A common genetic variant that affects 1 in 3 people significantly increases the risk of colorectal cancer from the consumption of red meat and processed meat, according to a study presented today at the annual American Society of Human Genetics 2013 meeting, the largest gathering of human geneticists in the world.
In addition to identifying a gene that raises risk for colorectal cancer from eating red or processed meat, the study the first to identify the interactions of genes and diet on a genome-wide scale also reveals another specific genetic variation that appears to modify whether eating more vegetables, fruits and fiber actually lowers your colorectal cancer risk.
"Diet is a modifiable risk factor for colorectal cancer. Our study is the first to understand whether some individuals are at higher or lower risk based on their genomic profile. This information can help us better understand the biology and maybe in the future lead to targeted prevention strategies," said lead author Jane Figueiredo, Ph.D., Assistant Professor of Preventive Medicine at the Keck School of Medicine of USC.
"But we are not saying that if you don't have the genetic variant that you should eat all the red meat you'd like," Figueiredo added. "People with the genetic variant allele have an even higher increased risk of colorectal cancer if they consume high levels of processed meat, but the baseline risk associated with meat is already pretty bad."
We've all heard reports about how certain foods may lower or raise the risk for certain diseases, such as cancer.
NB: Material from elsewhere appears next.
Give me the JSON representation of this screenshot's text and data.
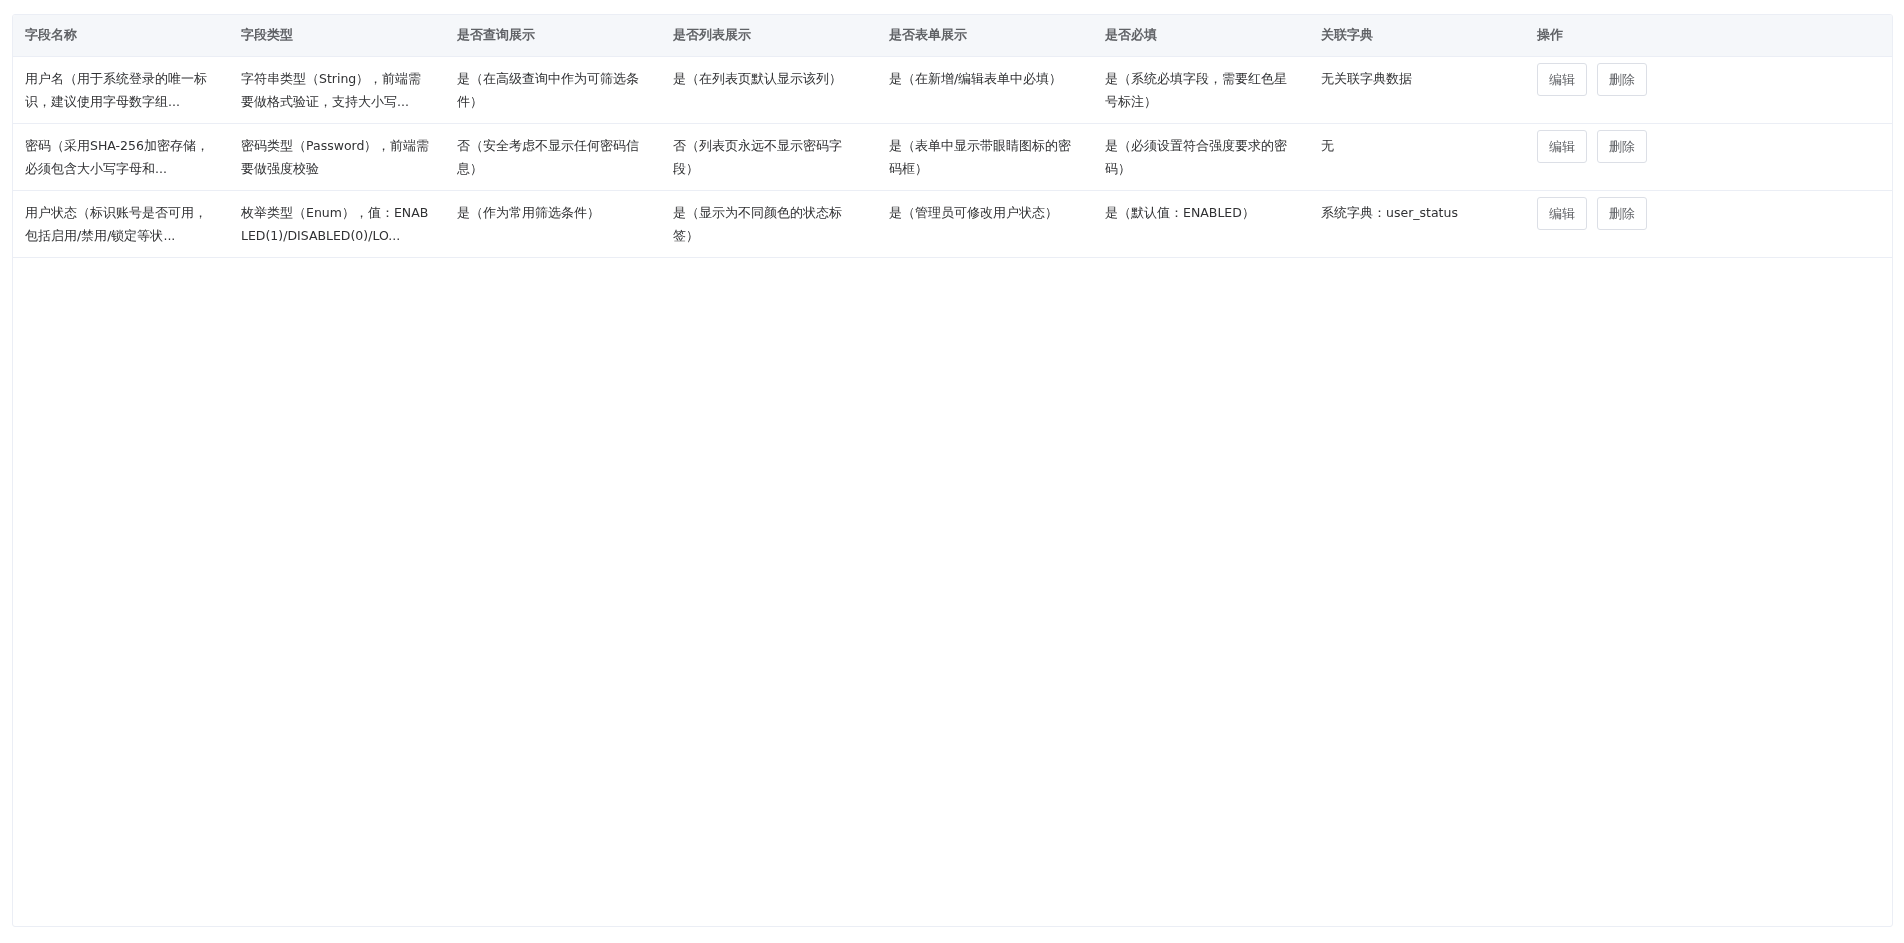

But how our personal genetic variations modify the effects of diet on disease has not yet been thoroughly investigated, said senior author Ulrike Peters, Ph.D., M.P.H, of the Fred Hutchinson Cancer Research Center's Public Health Sciences Division.
The researchers systematically searched the more than 2.7 million genetic sequences for interactions with consumption of red and process
|Contact: Suzanne Wu|
University of Southern California